Environmental Results Program
The Environmental Results Program or "ERP" is an innovative program, readily adoptable by regulatory agencies, that can improve performance and address environmental problems.
In ERP, regulating agencies educate facilities about their environmental impacts and obligations, require them to certify as to their compliance, and track them to evaluate their environmental performance. After several years of implementation in Massachusetts, ERP has a record of improving environmental performance that could produce similar results for other state programs. The Office of Enforcement and Compliance Assurance is working with other EPA offices, states, and associations to further develop the Massachusetts program and transfer it to other states and sectors.
In a Environmental Results Program, facility owners or managers have to certify that they are in compliance at the time of the certification, and that they have systems in place to remain in compliance over the coming year. If a facility is not in compliance, facility owners or managers must complete a Return to Compliance Plan. ERP gives owners or managers the tools to do this through workbooks, written in easily accessible language, that walk the owner or manager through the facility process, showing environmental requirements, pollution prevent techniques, and worker health and safety requirements at each step of the process.
For more information, see the Executive Summary of ERP The self-certifications, which cover air, water, and waste performance standards, are signed by a senior official at the facility, usually the owner or senior manager. This creates a powerful incentive for the owners or managers of these businesses to take personal responsibility for environmental results.
Closely linked to the self-certification process and the compliance assistance tools is ERP's performance measurement methodology. In ERP, the regulatory agency, using its subject matter experts, develops a set of environmental business practice indicators (EBPIs) for each of the three industry sectors that provide a snapshot of a facility's environmental performance and enable the state to track progress and target resources. Random and targeted inspections, and enforcement, are integrated into the ERP program and are used to verify, measure, and appropriately respond to results.

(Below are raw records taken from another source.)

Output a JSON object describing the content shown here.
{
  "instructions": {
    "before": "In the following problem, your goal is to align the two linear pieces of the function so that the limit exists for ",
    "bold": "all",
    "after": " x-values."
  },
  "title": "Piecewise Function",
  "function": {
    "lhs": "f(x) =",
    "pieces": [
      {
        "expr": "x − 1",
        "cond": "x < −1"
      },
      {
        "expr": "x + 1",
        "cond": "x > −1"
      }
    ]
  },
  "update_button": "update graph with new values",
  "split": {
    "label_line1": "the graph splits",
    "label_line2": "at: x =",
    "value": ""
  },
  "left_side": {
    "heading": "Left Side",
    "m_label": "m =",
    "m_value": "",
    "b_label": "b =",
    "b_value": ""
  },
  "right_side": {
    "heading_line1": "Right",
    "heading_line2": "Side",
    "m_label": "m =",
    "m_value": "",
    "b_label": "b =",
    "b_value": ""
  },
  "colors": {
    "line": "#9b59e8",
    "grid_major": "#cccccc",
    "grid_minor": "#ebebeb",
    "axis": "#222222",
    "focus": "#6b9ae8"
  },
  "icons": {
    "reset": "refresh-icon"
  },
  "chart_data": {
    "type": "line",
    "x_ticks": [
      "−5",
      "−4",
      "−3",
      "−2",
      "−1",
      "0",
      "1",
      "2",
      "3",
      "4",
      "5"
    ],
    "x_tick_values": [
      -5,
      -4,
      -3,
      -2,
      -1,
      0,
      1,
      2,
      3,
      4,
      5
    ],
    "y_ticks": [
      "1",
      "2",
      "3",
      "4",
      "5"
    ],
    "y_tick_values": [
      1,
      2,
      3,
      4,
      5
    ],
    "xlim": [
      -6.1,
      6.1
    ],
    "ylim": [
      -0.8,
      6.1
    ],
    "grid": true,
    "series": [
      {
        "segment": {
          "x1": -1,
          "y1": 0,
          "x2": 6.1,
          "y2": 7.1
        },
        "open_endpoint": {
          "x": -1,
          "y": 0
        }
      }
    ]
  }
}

Benefits of the Environmental Results Program (ERP)
- ERP can produce improved environmental business practices in business sectors and overall improved environmental performance. In addition to sector-wide improvement, compliance with particular measures can increase significantly.
In Massachusetts, in 1997 only 33 percent of dry cleaners were performing routine leak checks, but this increased to 66 percent in 2000 after implementation of the program in 1998.
- ERP can expand the universe of small businesses on record with the regulatory agency.
Massachusetts found that the number of facilities it knows about in the 3 sectors increased from about 380 to 2,200.
- With ERP, an agency can better quantify the cumulative impact of these diffuse sources.
For more information on Massachusetts Department of Environmental Protection's (DEP) ERP projects, please see their web site at www.state.ma.us/dep/erp/erphome.htm .
The Massachusetts Department of Environmental Protection (DEP) estimates that based on average facility purchases of perchloroethylene in the state, the current dry cleaner universe of regulated facilities is equivalent to about 60 hazardous air pollutant major sources; and for printers, based on the potential to emit for all printers under the ERP emission threshold in the state, the printer universe of regulated facilities is equivalent to about 17 VOC major air emission sources.
- ERP also has helped those businesses that have wanted to comply, but did not know how to do so.
- ERP has provided pollution prevention techniques that save money, as well as fee consolidation and cost reductions compared to case-by- case permitting.
- Prior to ERP, in Massachusetts, a mid-size printer found that it cost more than $2000 in permit fees, compared with the annual $200 ERP fee.
EPA's Office of Policy, Economics& Innovation (OPEI) has a web site on ERP that can be accessed at www.epa.gov/permits/masserp.htm . The Office of Planning, Policy Analysis & Communications (OPPAC) in the Office of Enforcement and Compliance Assurance is working with other EPA offices and the state of Massachusetts on further developing the Massachusetts program and transferring ERP to other states and sectors. In particular, OPE) and EPA New England have worked with OECA to create opportunities for other states to learn about the ERP approach and its tools, in facilitating information sharing among states, and in supporting use of the ERP to solve environmental problems.
OPPAC has been working with, and encouraging collaboration between, several states planning on developing ERP programs for auto repair sectors in their states. Florida, Maryland, the District of Columbia and Rhode Island are develop programs for various aspects of their auto repair/auto body industries. We are currently providing financial, technical and legal assistance to Massachusetts, Florida, and the District of Columbia.
EPA has an Information Sheet on how ERP might apply to Underground Storage Tanks. The State of Tennessee has decided to adopt an UST ERP and will be working with EPA to develop the program.
If you are interested in exploring how you might develop a program, refer to the User's Guide that EPA developed with Massachusetts' assistance. You may also contact Patricia Mott at (202) 564-5133, email@example.com or Lynda Goodgame at (202) 564-7376, firstname.lastname@example.org.